Faraone et al 2010
Faraone, S. V., & Buitelaar, J. (2010). Comparing the efficacy of stimulants for ADHD in children and adolescents using meta-analysis. European child & adolescent psychiatry, 19(4), 353-364.
Caveat: publication bias present
Our meta-analysis of ADHD efficacy outcomes found significant differences between amfetamine and methylphenidate products, even after correcting for study design features that might have confounded the results. Our analyses indicate that effect sizes for amfetamine products are statistically, albeit moderately, greater than those for methylphenidate. The robust effects of all stimulant medications can be seen in Figs. 1, 2, 3, which show that most measures of effect from all studies were statistically significant. These figures also show a good deal of variability among studies with overlapping confidence intervals between many methylphenidate and amfetamine studies, which is to be expected given the small differences in the mean SMDs between medication groups.

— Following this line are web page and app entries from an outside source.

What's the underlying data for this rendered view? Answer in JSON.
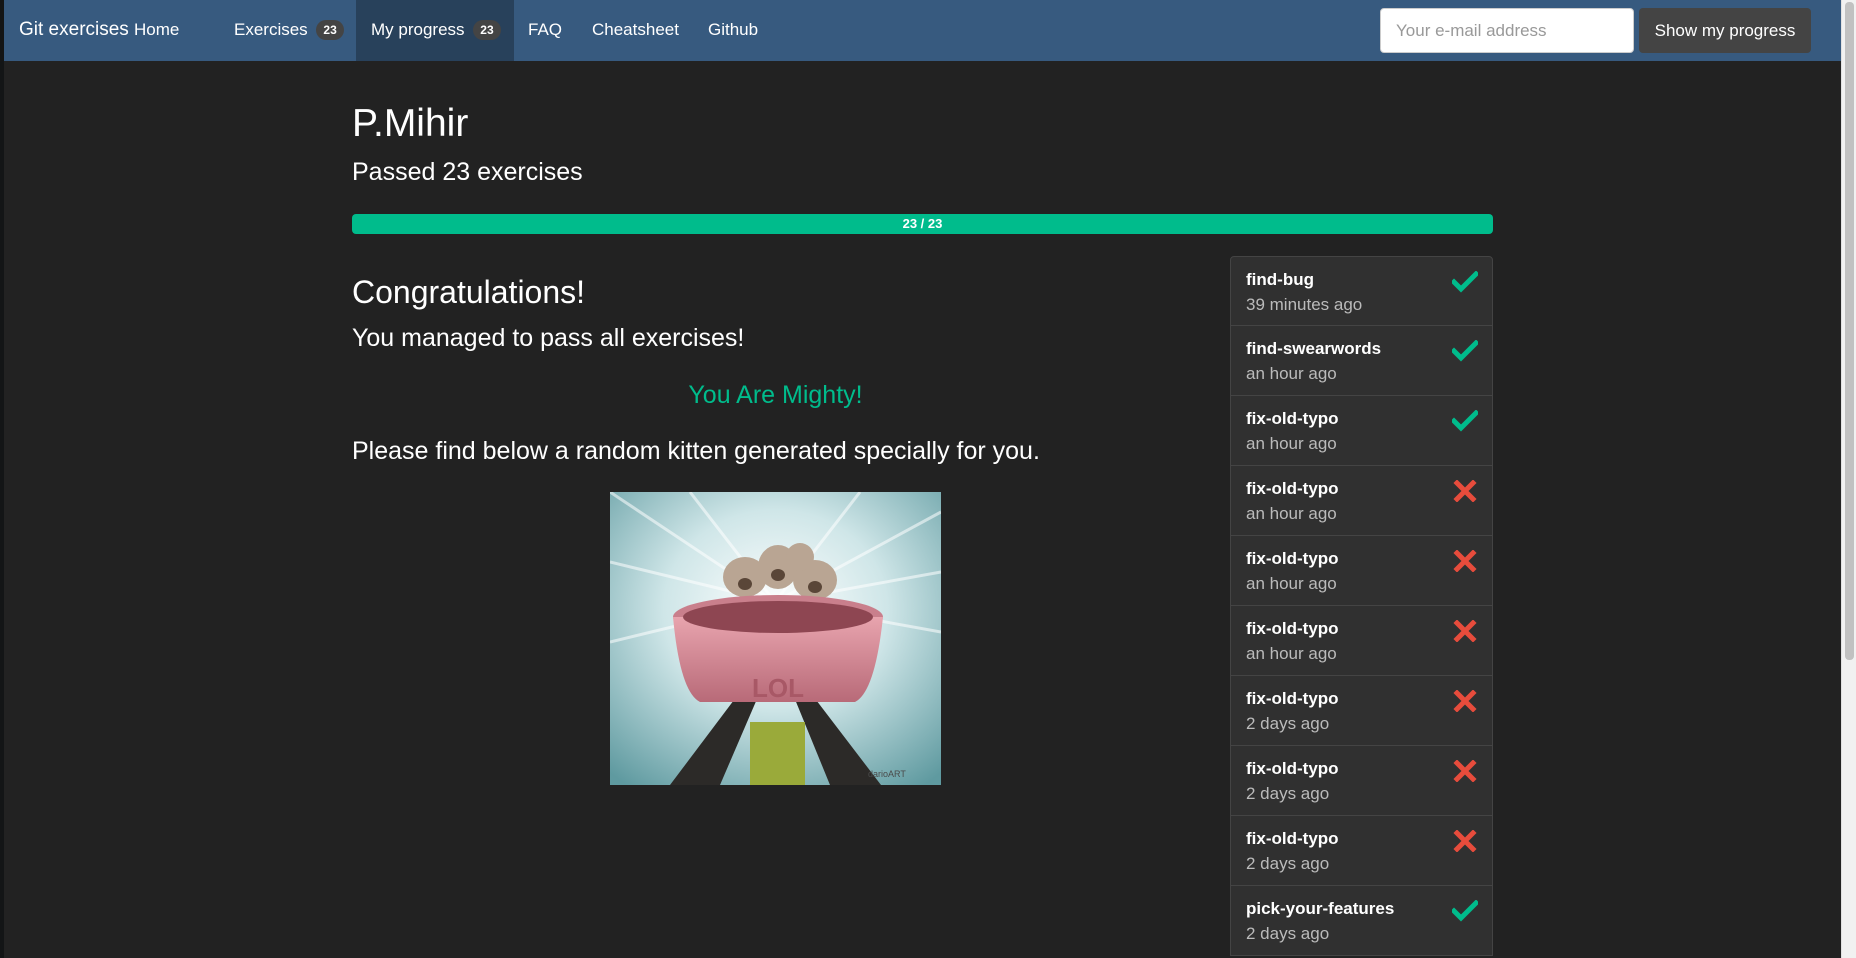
{
  "navbar": {
    "brand": "Git exercises",
    "items": [
      {
        "label": "Home"
      },
      {
        "label": "Exercises",
        "badge": "23"
      },
      {
        "label": "My progress",
        "badge": "23",
        "active": true
      },
      {
        "label": "FAQ"
      },
      {
        "label": "Cheatsheet"
      },
      {
        "label": "Github"
      }
    ],
    "email_placeholder": "Your e-mail address",
    "show_progress_label": "Show my progress"
  },
  "profile": {
    "username": "P.Mihir",
    "passed_text": "Passed 23 exercises",
    "progress_label": "23 / 23",
    "progress_fraction": 1.0
  },
  "congrats": {
    "title": "Congratulations!",
    "message": "You managed to pass all exercises!",
    "mighty": "You Are Mighty!",
    "kitten_text": "Please find below a random kitten generated specially for you.",
    "image_credit": "darioART",
    "image_text": "LOL"
  },
  "history": [
    {
      "name": "find-bug",
      "time": "39 minutes ago",
      "status": "passed"
    },
    {
      "name": "find-swearwords",
      "time": "an hour ago",
      "status": "passed"
    },
    {
      "name": "fix-old-typo",
      "time": "an hour ago",
      "status": "passed"
    },
    {
      "name": "fix-old-typo",
      "time": "an hour ago",
      "status": "failed"
    },
    {
      "name": "fix-old-typo",
      "time": "an hour ago",
      "status": "failed"
    },
    {
      "name": "fix-old-typo",
      "time": "an hour ago",
      "status": "failed"
    },
    {
      "name": "fix-old-typo",
      "time": "2 days ago",
      "status": "failed"
    },
    {
      "name": "fix-old-typo",
      "time": "2 days ago",
      "status": "failed"
    },
    {
      "name": "fix-old-typo",
      "time": "2 days ago",
      "status": "failed"
    },
    {
      "name": "pick-your-features",
      "time": "2 days ago",
      "status": "passed"
    }
  ],
  "colors": {
    "navbar": "#375a7f",
    "success": "#00bc8c",
    "danger": "#e74c3c"
  }
}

Authors do not provide a table with the SMDs (standardized mean differences) between the drugs, i.e. their write-up is poor. From skimming their forest plots, we can see that the SMD between drugs. For the largest comparison, "ADHD symptoms" effect size for amphetamine is about 1.00, while for methylphenidate it is about 0.70. Thus, the SMD between drugs is about .30 in favor of amphetamine.

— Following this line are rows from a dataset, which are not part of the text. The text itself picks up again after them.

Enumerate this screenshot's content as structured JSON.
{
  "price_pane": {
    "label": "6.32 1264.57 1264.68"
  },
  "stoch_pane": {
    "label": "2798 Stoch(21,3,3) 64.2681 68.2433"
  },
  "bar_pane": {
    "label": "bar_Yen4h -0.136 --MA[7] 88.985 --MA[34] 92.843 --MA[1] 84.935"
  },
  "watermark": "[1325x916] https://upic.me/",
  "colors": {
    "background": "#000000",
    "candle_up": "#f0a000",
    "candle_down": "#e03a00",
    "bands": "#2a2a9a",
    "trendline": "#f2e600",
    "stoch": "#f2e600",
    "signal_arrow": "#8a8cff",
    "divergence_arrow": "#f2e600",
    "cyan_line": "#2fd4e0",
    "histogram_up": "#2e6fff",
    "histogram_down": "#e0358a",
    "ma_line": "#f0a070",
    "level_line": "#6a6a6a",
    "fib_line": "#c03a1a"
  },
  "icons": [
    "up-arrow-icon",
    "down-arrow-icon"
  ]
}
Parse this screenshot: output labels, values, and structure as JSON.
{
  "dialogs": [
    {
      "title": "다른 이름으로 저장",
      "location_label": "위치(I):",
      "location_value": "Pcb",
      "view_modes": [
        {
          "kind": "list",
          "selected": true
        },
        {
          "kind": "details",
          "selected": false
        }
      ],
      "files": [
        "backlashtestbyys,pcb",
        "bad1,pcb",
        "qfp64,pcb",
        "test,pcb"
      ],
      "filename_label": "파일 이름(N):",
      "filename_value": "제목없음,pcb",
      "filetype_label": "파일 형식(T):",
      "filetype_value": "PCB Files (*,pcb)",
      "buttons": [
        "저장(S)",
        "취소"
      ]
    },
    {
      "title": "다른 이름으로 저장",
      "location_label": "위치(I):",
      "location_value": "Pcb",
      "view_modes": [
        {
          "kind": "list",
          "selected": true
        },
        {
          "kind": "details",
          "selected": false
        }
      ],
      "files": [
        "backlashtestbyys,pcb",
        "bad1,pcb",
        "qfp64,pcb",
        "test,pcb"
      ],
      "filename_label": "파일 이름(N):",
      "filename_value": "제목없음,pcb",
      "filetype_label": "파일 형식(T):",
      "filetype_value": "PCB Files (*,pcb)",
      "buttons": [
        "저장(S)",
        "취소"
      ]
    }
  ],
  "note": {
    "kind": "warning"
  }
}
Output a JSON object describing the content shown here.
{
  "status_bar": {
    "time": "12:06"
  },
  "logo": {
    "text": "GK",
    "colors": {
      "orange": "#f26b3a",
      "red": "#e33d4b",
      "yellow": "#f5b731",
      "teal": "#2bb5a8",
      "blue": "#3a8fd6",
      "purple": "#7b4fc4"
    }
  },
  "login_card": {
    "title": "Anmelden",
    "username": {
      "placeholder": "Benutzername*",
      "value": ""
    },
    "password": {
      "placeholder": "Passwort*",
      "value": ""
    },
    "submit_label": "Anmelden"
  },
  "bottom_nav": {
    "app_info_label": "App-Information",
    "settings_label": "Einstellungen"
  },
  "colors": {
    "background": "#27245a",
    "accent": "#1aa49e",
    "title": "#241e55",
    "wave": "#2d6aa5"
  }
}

Punja et al 2016
Punja, S., Xu, D., Schmid, C. H., Hartling, L., Urichuk, L., Nikles, C. J., & Vohra, S. (2016). N-of-1 trials can be aggregated to generate group mean treatment effects: a systematic review and meta-analysis. Journal of Clinical Epidemiology, 76, 65-75.
This study used a stronger method: a within person design:

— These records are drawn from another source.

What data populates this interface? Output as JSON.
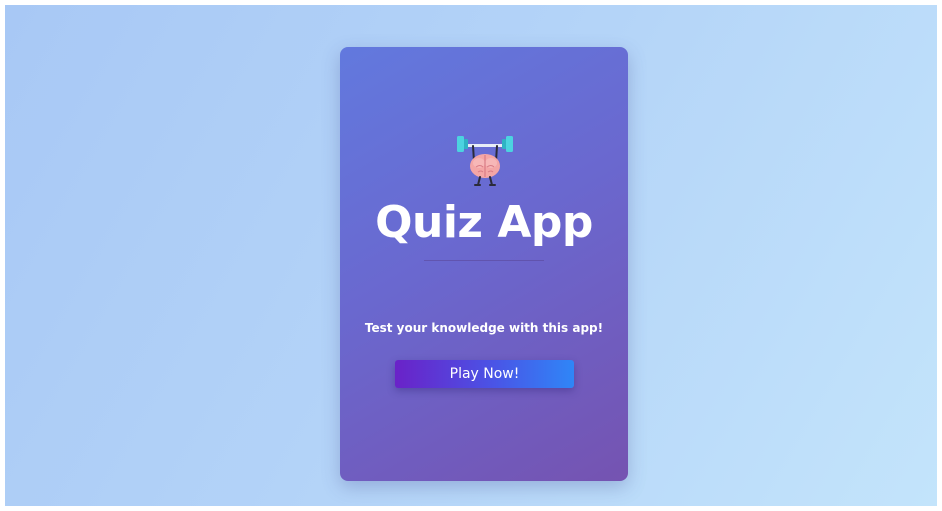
{
  "card": {
    "logo_icon": "brain-lifting-barbell-icon",
    "title": "Quiz App",
    "subtitle": "Test your knowledge with this app!",
    "play_button_label": "Play Now!"
  },
  "colors": {
    "background": "#b4d4f8",
    "card_top": "#6279de",
    "card_bottom": "#7553b1",
    "button_start": "#6a22c8",
    "button_end": "#2f86f7",
    "text": "#ffffff"
  }
}
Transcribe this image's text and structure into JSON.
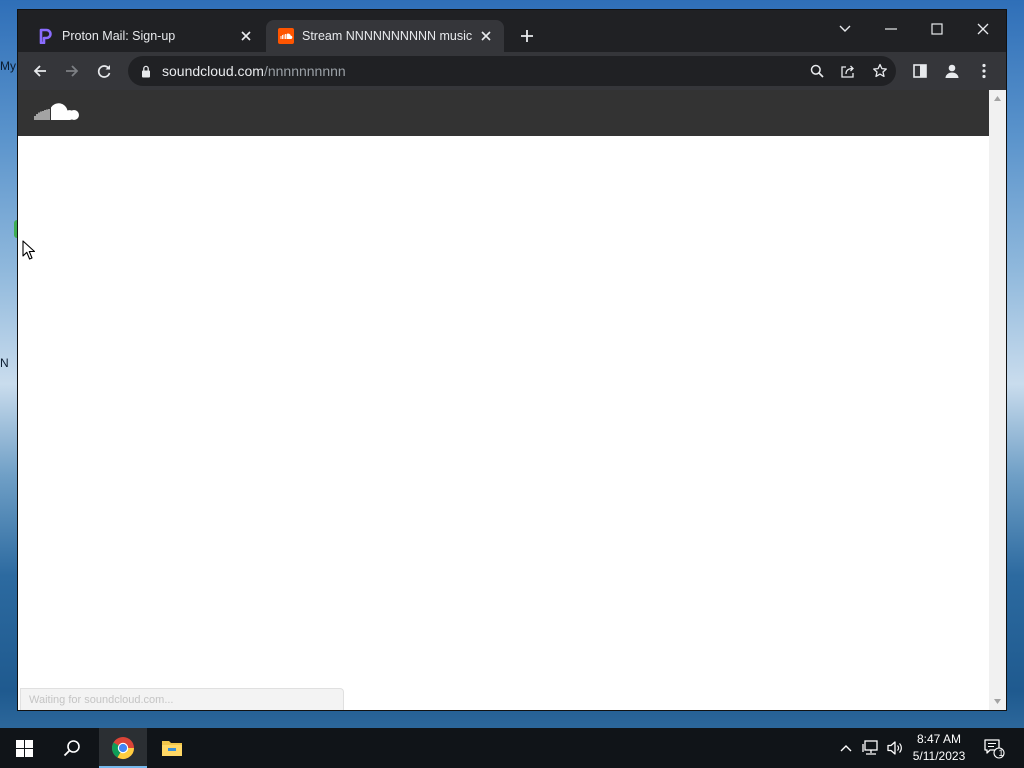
{
  "desktop": {
    "fragments": [
      "My",
      "N"
    ]
  },
  "browser": {
    "tabs": [
      {
        "title": "Proton Mail: Sign-up",
        "icon": "proton-icon",
        "active": false
      },
      {
        "title": "Stream NNNNNNNNNN music |",
        "icon": "soundcloud-favicon",
        "active": true
      }
    ],
    "url": {
      "host": "soundcloud.com",
      "path": "/nnnnnnnnnn"
    },
    "status_text": "Waiting for soundcloud.com..."
  },
  "colors": {
    "soundcloud_orange": "#ff5500",
    "proton_purple": "#6d4aff",
    "header_dark": "#333333"
  },
  "taskbar": {
    "time": "8:47 AM",
    "date": "5/11/2023",
    "notification_count": "1"
  }
}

An n-of-1 trial is a multiple crossover trial performed in a single participant, often with randomization and blinding. N-of-1 trials provide an opportunity to determine the effect of an intervention on an individual who may not fit the eligibility criteria for an RCT. Although they are primarily intended to evaluate therapeutic results in a single individual, preliminary data from systematic reviews indicate that the majority of published n-of-1 trials of health interventions comprise a series for the same condition-intervention pair (unpublished data).
Briefly, the design works by following persons over time and randomly switching them back and forth between treatments. A very nice method that could easily be scaled to all clinical use of treatments where we are uncertain about which drug is the most effective.
The write-up is almost as poor as the first study, but they do report the numeric values from the mean difference scores. They do not appear to be standardized, so the scores themselves are fairly uninterpretable. They do not provide standard deviations to convert these to standardized scores. I'll make the assumption that these scales all have the same or at least similar SDs. They are based on subscales from two primary scales. They provide the mean difference scores for each outcome and each drug. Outcomes have two variants: parent and teacher rated. I used both. Only one datapoint was missing. With the assumption of commonish SD, we can calculate the drug mean differences for each outcome. I've extracted the scores into a spreadsheet.
I used both means and medians for robustness check.
I used case-wise complete data, i.e. I did not use the total score from parent datapoint for methylphenidate because it had no counterpart for amphetamine.
Both method variations favored amphetamine. The scale is not clear, but since the general effect size for both drugs versus placebo is about 3, we can scale the differences to this scale. If we use the SMDs from the Faraone study, we can estimate that amphetamine is .07 to .32 d better than methylphenidate. The Faraone study found about .30 d, so the results match up.